In 1981, while Ecology Action was preparing to relocate its GROW BIOINTENSIVE farming program to from Palo Alto to Willits, CA in 1982, I received a letter from Lorenz Schaller, an amazing grainsman, noting that the Kusa Seed Society—”a voice for the precious edible… Continue Reading “The Book of Barley”
A healthy, productive agriculture relies on LIVING SOIL – truly the most important resource in the world. We live in a time of when healthy, living, farmable soil—as well as farming nutrients in organic and synthetic fertilizer form, fresh water, and energy—are all diminishing in… Continue Reading “Back to Our Roots: How Learning from Prehistoric Agriculture Can Help Grow the Future”

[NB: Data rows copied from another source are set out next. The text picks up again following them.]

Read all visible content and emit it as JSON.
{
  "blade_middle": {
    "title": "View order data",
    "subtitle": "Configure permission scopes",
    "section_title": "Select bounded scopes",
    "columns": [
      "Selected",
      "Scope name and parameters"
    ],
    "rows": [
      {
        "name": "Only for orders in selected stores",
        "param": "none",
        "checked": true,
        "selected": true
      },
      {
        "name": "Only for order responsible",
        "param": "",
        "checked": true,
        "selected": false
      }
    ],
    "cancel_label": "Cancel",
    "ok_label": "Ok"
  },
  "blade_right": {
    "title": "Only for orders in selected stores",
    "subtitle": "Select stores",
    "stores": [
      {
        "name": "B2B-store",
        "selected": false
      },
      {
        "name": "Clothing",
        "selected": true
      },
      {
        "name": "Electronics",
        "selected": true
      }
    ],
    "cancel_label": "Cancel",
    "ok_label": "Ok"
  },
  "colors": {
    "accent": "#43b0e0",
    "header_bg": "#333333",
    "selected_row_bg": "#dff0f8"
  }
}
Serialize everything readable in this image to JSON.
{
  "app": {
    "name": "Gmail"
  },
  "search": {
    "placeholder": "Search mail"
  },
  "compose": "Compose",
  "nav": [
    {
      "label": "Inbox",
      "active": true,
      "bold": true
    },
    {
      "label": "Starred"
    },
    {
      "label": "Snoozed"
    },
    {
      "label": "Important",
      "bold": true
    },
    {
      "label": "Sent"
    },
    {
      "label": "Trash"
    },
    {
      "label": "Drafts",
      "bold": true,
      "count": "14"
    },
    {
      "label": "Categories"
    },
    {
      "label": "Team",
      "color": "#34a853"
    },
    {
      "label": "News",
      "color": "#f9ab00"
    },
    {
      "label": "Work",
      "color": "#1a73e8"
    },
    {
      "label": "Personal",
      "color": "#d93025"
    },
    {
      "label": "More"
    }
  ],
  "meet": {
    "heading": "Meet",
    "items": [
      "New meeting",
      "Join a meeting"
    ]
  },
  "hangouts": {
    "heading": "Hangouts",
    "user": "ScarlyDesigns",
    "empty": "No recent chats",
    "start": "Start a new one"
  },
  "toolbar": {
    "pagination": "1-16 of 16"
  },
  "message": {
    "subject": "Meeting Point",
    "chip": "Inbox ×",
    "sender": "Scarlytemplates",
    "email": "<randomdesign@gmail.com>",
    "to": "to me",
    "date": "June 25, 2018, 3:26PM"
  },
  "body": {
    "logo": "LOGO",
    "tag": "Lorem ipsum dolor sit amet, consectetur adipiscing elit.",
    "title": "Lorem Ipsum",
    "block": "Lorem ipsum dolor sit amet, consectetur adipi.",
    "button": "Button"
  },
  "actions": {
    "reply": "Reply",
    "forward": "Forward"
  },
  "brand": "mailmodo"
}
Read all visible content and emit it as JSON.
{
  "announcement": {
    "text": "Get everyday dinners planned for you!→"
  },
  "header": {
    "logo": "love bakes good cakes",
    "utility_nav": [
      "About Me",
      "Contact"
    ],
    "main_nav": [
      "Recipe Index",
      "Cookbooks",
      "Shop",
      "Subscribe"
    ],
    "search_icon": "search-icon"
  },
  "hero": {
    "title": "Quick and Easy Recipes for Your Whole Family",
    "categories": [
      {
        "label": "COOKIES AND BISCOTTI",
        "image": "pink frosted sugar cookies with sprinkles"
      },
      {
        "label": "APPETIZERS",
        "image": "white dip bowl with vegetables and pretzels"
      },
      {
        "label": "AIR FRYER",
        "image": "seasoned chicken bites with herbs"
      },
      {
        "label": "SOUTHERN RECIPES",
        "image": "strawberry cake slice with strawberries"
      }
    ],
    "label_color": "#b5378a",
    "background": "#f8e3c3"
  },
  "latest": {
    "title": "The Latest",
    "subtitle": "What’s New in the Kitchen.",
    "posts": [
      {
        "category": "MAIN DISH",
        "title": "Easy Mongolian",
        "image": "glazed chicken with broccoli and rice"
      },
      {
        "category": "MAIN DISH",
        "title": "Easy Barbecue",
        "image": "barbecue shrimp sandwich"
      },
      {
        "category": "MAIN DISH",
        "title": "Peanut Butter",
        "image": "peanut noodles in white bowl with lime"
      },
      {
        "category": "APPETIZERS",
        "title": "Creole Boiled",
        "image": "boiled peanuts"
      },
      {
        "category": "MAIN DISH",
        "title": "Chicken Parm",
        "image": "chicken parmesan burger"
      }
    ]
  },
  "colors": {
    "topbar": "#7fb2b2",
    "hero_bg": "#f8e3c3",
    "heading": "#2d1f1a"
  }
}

Sustainability isn’t a new concept. For almost 50 years I have worked to create a form of agriculture that helps all people grow abundant nutritious food and fertile soil, in harmony with this beautiful earth. I know that I have been helped and… Continue Reading “Old Ways, New Farmers: How Native Wisdom Can Help Us Create a Better Future”
Everyone seemed to enjoy the Lost Crops of Africa so much, I thought I’d mention another treasure from the National Research Council: Lost Crops of the Incas (published in 1989). This book is an excellent resource for anyone interested in ethnobotany and heirloom varieties,… Continue Reading “Lost Crops of the Incas”
This 3-book series Lost Crops of Africa (Volumes I, II and III on Grains, Vegetables, and Fruits, published in 1996, 2006 and 2008, respectively) is a treasure for us all, but especially for the African continent, with the hope it presents of growing food… Continue Reading “Lost Crops of Africa”
Nora Waln was an unusual and adventurous woman. A Philadelphia Quaker and best-selling writer and journalist in the 1930s–60s, she was the first to report on the spread of Nazism in the lead up to WWII, and wrote on Mongolia, communism in China, and… Continue Reading “30 Generations of Farming”
Climate change has made the “treasure trove of the past a seedbed for a whole new generation of farmers and gardeners striving for agricultural sustainability.” With an emphasis on working the land in harmony with nature and producing more food through soil improvement and water management, this book is a gem and worth a read!
I wrote this post earlier this year, the week before Arbor day. In honor of the forest-friendly holiday, I thought I’d talk about one of my favorite trees (or, more accurately, a shrub): Eastern Leatherwood (Dirca palustris L. Thymelaeaceae), which is native to eastern… Continue Reading “Eastern Leatherwood”